She was a handful, not fully house-broken but as smart as as they come, and very food-motivated which made working with her much easier. She is now a sweet girl, still with a bit of a wild streak I hope she never loses.
A month ago, I thought our journey together might be nearing the end and it was brutally painful. Over the period of a few weeks, her arthritis seemed to be getting worse and worse. It was harder for her to lay down and she stopped jumping on her favorite sofa. When we took her on short walks, she had a hard time controlling her hind legs. It had happened once before, but not nearly as severe. Her hind legs seemed to be getting weaker by the day. I made an appointment for her with Dr. Peter Slusser, the miracle worker that saved Petey from IMHA and gave us several more years with him.
At the time of our appointment, Marina was taking 1 Yunnan Baiyao capsule twice daily to control a tumor, 25 mg Tramadol twice a day for her arthritis pain, 125 mg of Zonisimide twice per day to control idiopathic epilepsy, and 2.5 ML (500MG/ML) of Potassium Bromide once per day that was added approximately five years ago when the Zonisimide alone stopped controlling her seizures. She has been seizure-free for at least three years.
I did a lot of research prior to our appointment. I learned that many herding breeds have a gene mutation known as the multidrug resistance gene, also called MDR1. In short, the mutation allows certain drugs to build up in the brain. Side effects can be as mild as tremors and severe as death. As soon as I read about the mutation, several things came to mind. Marina’s seizures first started years ago when her flea medication was changed. She became lethargic, and I switched to another type suggested by one of her vets. She still had a reaction to that one – lethargy, loss of appetite, and vomiting. Our vet even called the manufacturer to see if there were any other known or reported side effects – nothing. Both of the flea medications contained Ivermectin – one of the drugs that can build up to toxic levels in dogs with the MDR1 gene. The side effects are ataxia (muscle weakness), seizures, and even death.

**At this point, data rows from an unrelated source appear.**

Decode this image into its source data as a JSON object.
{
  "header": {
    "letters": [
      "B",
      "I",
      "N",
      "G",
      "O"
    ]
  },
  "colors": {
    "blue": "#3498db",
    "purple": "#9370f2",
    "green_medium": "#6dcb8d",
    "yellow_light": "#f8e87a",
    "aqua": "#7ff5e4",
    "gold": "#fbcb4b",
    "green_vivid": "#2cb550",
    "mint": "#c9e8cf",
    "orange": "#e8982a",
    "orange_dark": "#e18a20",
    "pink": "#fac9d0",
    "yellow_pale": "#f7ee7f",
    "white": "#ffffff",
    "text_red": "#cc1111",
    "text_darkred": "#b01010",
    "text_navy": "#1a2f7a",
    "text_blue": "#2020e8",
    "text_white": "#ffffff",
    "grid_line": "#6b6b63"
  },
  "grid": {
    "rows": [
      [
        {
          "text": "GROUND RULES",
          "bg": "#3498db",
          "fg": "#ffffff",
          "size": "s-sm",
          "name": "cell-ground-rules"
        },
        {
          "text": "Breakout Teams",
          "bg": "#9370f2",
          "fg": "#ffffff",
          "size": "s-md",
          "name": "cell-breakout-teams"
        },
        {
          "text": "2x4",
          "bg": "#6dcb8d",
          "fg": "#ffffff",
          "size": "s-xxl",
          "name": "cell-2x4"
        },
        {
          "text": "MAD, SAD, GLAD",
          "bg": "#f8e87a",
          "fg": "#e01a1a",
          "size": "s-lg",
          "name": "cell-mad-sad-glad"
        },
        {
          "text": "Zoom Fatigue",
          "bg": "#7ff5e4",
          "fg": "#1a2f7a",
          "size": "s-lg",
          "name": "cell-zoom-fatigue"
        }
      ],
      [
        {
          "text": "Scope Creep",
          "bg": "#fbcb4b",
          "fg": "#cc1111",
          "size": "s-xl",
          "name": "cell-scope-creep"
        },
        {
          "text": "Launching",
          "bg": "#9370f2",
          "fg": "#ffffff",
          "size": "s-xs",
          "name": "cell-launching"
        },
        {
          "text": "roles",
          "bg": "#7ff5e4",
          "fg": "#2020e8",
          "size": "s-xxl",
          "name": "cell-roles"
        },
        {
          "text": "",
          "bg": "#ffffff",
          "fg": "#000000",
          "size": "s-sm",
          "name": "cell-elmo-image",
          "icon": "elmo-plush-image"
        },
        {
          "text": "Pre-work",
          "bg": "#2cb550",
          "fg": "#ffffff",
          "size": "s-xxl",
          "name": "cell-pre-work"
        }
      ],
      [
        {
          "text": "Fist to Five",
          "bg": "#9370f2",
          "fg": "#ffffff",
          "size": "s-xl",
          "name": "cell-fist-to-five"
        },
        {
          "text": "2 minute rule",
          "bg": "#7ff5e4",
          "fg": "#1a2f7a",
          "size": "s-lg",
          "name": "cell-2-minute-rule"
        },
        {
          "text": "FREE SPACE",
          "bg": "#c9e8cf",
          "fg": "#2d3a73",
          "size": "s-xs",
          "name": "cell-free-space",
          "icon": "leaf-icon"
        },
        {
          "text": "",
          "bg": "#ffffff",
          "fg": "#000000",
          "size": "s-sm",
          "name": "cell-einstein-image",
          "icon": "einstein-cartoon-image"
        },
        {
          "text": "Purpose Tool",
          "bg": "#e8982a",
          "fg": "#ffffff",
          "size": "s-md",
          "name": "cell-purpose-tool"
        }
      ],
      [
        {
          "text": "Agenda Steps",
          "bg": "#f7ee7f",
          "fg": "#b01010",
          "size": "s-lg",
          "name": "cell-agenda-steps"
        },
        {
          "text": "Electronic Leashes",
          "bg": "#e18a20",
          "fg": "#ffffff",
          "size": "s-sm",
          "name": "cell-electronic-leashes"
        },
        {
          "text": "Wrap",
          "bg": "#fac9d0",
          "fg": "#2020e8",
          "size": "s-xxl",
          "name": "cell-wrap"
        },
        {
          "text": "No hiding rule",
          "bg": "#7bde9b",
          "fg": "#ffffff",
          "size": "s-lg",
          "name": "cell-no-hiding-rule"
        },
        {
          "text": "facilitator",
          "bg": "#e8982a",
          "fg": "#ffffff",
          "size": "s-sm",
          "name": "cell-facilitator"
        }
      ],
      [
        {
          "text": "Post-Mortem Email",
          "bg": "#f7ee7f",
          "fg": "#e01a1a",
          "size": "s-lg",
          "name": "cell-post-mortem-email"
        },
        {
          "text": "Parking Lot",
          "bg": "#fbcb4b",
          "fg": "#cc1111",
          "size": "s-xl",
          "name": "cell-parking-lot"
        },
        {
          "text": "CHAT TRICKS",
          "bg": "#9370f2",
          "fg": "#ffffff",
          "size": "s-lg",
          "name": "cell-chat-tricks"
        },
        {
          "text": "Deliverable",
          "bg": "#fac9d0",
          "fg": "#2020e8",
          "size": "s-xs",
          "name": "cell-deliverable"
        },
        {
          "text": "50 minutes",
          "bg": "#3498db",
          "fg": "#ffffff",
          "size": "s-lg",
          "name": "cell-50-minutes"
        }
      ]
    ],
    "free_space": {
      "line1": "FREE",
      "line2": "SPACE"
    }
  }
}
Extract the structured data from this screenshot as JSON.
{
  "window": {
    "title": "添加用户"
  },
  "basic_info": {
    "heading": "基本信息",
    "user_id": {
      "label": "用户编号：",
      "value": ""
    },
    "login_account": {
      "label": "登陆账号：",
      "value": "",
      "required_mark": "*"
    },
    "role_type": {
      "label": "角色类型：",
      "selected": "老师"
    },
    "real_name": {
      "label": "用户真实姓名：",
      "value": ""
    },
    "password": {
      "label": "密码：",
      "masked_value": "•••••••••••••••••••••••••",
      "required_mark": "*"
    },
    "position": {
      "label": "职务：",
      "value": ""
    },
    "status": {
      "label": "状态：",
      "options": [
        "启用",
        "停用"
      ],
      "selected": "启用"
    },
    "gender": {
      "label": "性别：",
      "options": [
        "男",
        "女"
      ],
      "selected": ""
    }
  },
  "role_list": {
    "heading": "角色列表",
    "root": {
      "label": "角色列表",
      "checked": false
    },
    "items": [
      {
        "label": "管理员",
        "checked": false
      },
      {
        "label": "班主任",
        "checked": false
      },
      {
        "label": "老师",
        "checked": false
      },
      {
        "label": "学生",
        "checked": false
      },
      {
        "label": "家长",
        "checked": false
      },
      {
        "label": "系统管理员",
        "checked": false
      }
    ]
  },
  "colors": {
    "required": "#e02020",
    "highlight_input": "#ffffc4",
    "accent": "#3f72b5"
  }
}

During our visit, Dr. Slusser ordered CBC and Potassium labs. He let me know that Potassium Bromide can build up in the system to the point that it causes hind-end weakness. I also mentioned that she was a rescue and she was listed as a mixed breed of Cattle Dog, and possibly Australian Shepherd. I let him know that I didn’t know about the MDR1 gene until recently, and was wondering if that might have been the cause of her seizures to begin with – they seemed to start and stop with the use of flea medication. I started to taper her from the Potassium Bromide after that visit. There was a significant difference within a matter of a few days. Within a week, she was jumping up on the sofa, and is now back to jumping on “her” sofa, and running home from the park. As I told Dr. Slusser, when I took her in, I felt as though she had aged years in a month – and now that she was off the Potassium Bromide, it was as if she was five years younger.
There is always the chance that her seizures may return, but for now, we’re keeping her off the Potassium Bromide. I’m happy to say that she’s doing beautifully and we couldn’t be happier or more grateful. Once again, Our Miracle Worker came through.

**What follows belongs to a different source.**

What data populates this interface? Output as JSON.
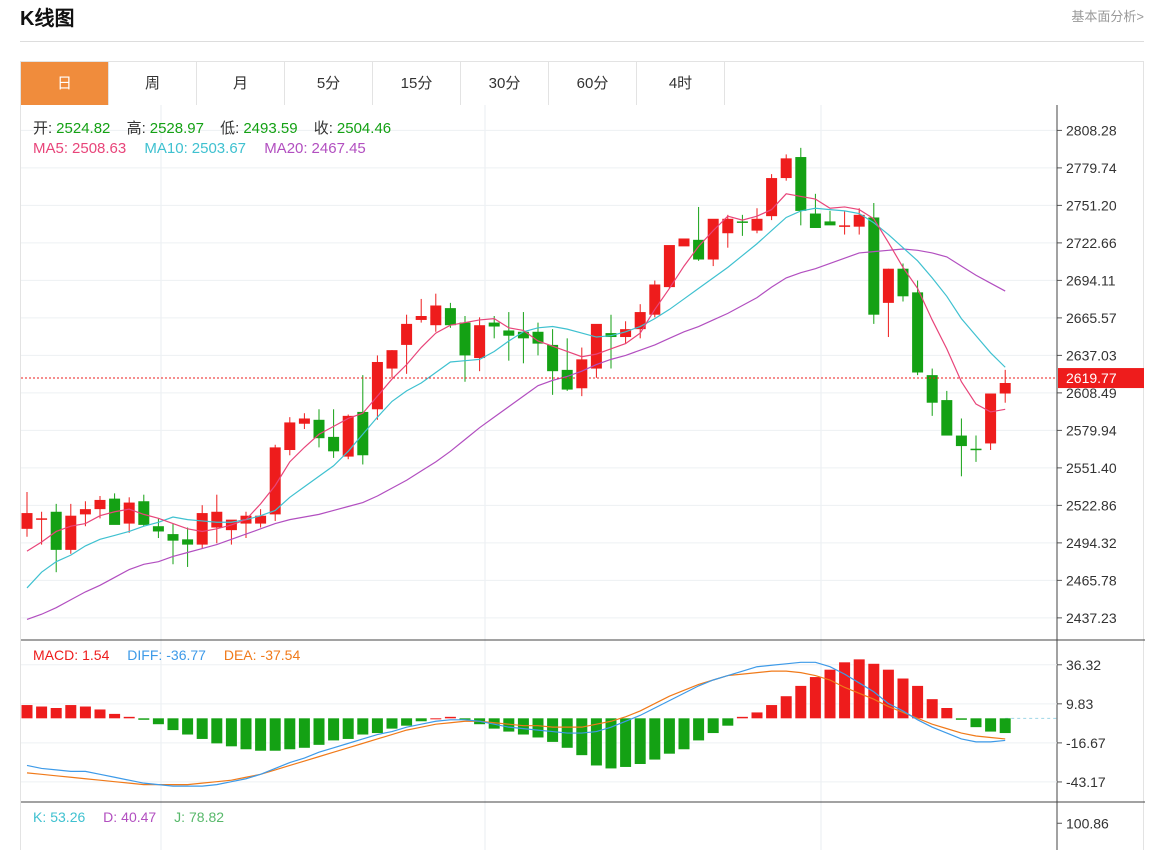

I know I’ve been MIA, it’s been an intense six months. I miss my Petey Boy, and hold on to the fact that we gave him a great life after such a rough start. As a reminder, we didn’t lose him to IMHA, so if your fur kid is battling, there is hope. It’s a challenging road but a long happy life is possible.
This post is to help out Koda’s Mom. I’ve been there and know how helpless IMHA makes you feel. It’s a roller-coaster, but knowing that there are success stories, help us get through a lot. Whether it’s through donation, sharing her link, or offering support and success stories, I know your help will be appreciated.

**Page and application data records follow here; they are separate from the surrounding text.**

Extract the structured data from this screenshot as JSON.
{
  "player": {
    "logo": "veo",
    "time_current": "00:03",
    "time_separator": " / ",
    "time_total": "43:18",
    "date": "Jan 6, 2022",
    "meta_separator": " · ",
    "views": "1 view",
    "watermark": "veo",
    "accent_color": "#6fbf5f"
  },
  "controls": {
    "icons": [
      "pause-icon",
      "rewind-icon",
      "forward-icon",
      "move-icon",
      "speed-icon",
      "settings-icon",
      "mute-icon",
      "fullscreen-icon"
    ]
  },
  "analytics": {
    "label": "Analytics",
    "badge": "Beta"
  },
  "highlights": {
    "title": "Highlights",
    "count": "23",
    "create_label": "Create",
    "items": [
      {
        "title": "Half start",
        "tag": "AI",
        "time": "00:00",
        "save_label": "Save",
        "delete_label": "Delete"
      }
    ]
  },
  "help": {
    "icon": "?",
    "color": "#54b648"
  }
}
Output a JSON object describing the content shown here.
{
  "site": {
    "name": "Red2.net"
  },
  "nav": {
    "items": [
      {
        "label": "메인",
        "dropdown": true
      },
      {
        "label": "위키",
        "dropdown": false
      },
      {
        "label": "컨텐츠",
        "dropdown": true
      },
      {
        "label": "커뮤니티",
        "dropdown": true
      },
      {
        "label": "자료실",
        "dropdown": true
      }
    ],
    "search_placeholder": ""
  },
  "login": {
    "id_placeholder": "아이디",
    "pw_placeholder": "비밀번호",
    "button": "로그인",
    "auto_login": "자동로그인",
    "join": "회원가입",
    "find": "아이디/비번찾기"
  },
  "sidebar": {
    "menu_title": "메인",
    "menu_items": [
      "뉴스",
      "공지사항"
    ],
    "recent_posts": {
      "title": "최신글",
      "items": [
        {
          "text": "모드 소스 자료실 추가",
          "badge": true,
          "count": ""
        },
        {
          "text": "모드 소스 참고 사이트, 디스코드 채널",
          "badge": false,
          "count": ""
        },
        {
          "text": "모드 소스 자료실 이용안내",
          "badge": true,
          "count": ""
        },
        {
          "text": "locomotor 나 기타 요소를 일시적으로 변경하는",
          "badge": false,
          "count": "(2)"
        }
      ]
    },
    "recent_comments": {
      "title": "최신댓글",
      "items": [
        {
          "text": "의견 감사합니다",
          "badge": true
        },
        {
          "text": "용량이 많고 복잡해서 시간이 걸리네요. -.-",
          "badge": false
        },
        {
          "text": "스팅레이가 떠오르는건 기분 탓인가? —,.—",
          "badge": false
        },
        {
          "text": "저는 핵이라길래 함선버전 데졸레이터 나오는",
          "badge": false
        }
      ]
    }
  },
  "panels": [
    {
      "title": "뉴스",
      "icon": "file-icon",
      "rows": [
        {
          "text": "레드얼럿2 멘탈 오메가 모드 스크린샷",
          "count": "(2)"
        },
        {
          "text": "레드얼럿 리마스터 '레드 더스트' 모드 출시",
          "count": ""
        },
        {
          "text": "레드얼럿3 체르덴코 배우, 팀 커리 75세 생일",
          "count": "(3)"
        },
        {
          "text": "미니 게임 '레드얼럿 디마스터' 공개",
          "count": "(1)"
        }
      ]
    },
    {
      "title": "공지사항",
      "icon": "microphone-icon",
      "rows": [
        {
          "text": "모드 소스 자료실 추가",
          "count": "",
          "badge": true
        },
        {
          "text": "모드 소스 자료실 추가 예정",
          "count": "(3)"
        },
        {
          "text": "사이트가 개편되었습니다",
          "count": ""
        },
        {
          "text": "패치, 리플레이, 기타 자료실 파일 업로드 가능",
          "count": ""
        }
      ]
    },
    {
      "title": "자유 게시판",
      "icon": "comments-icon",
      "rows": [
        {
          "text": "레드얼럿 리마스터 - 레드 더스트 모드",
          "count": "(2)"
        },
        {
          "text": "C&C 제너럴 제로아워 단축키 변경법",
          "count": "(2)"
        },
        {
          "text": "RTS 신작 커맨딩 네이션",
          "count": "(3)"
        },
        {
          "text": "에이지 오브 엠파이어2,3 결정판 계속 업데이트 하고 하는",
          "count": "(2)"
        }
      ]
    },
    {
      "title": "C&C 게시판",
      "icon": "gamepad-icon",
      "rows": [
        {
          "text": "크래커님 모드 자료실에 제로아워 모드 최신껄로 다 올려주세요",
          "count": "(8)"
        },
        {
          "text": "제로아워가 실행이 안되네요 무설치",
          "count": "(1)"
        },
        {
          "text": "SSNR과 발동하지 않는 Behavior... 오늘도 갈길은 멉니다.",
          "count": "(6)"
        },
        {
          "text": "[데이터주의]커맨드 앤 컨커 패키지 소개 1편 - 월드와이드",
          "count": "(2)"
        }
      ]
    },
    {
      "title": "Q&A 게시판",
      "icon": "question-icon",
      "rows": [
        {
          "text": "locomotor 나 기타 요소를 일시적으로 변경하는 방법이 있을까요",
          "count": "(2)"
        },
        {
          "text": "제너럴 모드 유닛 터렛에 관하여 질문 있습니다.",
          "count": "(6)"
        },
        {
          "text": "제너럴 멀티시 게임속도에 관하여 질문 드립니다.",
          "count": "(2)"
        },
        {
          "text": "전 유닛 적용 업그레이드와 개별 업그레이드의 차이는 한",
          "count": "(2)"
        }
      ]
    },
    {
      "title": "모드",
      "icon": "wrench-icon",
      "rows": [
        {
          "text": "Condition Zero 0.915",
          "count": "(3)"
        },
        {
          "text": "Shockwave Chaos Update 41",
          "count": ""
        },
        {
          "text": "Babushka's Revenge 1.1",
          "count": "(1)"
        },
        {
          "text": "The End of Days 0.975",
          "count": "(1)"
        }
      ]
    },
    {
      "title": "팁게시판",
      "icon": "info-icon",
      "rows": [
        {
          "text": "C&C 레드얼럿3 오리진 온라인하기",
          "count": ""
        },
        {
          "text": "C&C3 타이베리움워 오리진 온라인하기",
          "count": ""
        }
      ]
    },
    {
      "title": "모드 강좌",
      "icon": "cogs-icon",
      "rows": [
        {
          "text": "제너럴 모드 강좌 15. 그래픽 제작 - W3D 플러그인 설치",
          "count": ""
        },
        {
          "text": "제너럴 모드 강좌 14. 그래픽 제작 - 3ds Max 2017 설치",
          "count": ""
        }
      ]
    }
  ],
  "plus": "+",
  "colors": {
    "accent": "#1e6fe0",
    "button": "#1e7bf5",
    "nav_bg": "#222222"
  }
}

Marina is adjusting to being single, and is letting her playful side show again. She’s enjoying the extra attention and even tolerates me brushing her endlessly shedding coat.
Wishing you all Success Stories.